TEHRAN (2016 FIBA Asia U18 Championship) - Yuki Mikami would like to make good a regret from two years ago and use his experience to help Japan get into the final four at the 2016 FIBA Asia U18 Championship and also return to the global stage. 

Mikami was 16 years old when Japan lost to Korea in the Quarter-Finals of the 2014 FIBA Asia U18 Championship, missing out on last summer's FIBA U19 World Championship. That shouldn't be repeated in Tehran.

"We lost to Korea in in the Quarters and to Philippines in the 5-6 Classification. We were not able to accomplish our goal which remains a regret of mine," said Mikami, who nailed four three-pointers and scored 12 points in that loss. "I would like to utilise that experience and relay to my teammates who do not have that experience. And when the team is not performing well, I want to change the atmosphere."

Yuki Mikami is leading Japan at FIBA Asia U18 as captain.

Japan have not played at the U19 Worlds since 1999 - a year after grabbing their last FIBA Asia U18 podium finish in third place. But the aim is for Mikami and Co. to finish in the first three and book their ticket to the 2016 FIBA U19 World Championship. 

"We only have played two games so we must grow as a team. But we want to make it to the top three and qualify for the U19 Worlds," Mikami said.

Outside shooting is a major factor in Japan's game and Mikami has struggled thus far in Tehran, hitting just 5-of-28 from long range while fellow sharpshooter Yudai Nishida also has been off with just 7-of-24 three-pointers. 

As a team, Japan are making just 23 percent of their long balls. And the team needs to look for different ways to win if that happens, said Mikami, who scored nine points and hit just 2-of-10 three-pointers against Iran but iced the thrilling win with his free throw with 6 seconds to play.

"Some certain times, we are not able to make our shots. If that happens, we have to penetrate more and kick out or dish," said Mikami, who is averaging 9.0 points and 3.7 rebounds as Japan are 2-1 in their group. "We should not rely on outside shooting. We must play much better defence in that period of time."

"I would like to utilise that experience (losing in FIBA Asia U18 Quarter-Finals) and relay to my teammates who do not have that experience. And when the team is not performing well, I want to change the atmosphere." Mikami

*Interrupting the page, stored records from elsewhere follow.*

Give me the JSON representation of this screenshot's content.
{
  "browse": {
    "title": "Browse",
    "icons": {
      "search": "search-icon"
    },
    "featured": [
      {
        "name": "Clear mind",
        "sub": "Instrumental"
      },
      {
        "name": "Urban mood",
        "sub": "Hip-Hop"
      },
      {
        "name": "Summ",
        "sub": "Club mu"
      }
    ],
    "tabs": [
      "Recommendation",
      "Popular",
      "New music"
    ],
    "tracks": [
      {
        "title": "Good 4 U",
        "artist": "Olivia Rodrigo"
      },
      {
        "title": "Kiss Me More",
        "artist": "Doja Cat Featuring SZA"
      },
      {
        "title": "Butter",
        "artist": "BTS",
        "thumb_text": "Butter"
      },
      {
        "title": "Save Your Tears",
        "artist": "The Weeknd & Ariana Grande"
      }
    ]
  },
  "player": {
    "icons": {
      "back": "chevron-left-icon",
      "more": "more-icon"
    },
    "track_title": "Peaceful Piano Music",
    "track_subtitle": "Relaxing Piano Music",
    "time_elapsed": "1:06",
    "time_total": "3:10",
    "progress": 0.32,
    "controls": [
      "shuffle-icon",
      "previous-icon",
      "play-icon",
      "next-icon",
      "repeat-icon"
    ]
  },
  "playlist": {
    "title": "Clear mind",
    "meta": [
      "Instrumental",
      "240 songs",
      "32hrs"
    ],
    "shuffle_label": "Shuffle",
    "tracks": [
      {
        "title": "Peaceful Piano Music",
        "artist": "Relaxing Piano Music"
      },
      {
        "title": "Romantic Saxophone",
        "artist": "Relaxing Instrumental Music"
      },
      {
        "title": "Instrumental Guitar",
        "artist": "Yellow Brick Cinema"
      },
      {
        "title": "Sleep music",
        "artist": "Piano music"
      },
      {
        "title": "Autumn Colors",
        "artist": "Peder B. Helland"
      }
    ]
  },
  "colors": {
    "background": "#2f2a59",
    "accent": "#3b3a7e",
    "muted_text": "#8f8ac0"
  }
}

Still, shooting is Mikami's forte. The Hokkaido native started to play basketball when he was 10 years old because his mother was a coach. And he grew up watching role model J.J. Redick launch three-pointers for the Los Angeles Clippers.

Mikami showed at this spring's Albert Schweitzer Tournament in Germany what he is capable of doing from outside. After hitting just 24 percent of his triples in the first three games at that tournamemt, Mikami heated up and nailed at least five threes in Japan's final three games, making 19 of 35 three-balls - or 54 percent - to finish at 42 percent for the tournament.

Mikami has another goal a bit more long term than even playing next summer at the 2017 FIBA U19 World Championship. He would love to play for his country at the 2020 Olympic Games in Tokyo. 

"I would like to be able to make that team," he said. "I need to have much better shooting performances, plus my passing, penetration, and all other skills must be polished."

Until the Olympics, Mikami has plenty of time. Now he wants to make up for that regret from two years ago.

FIBA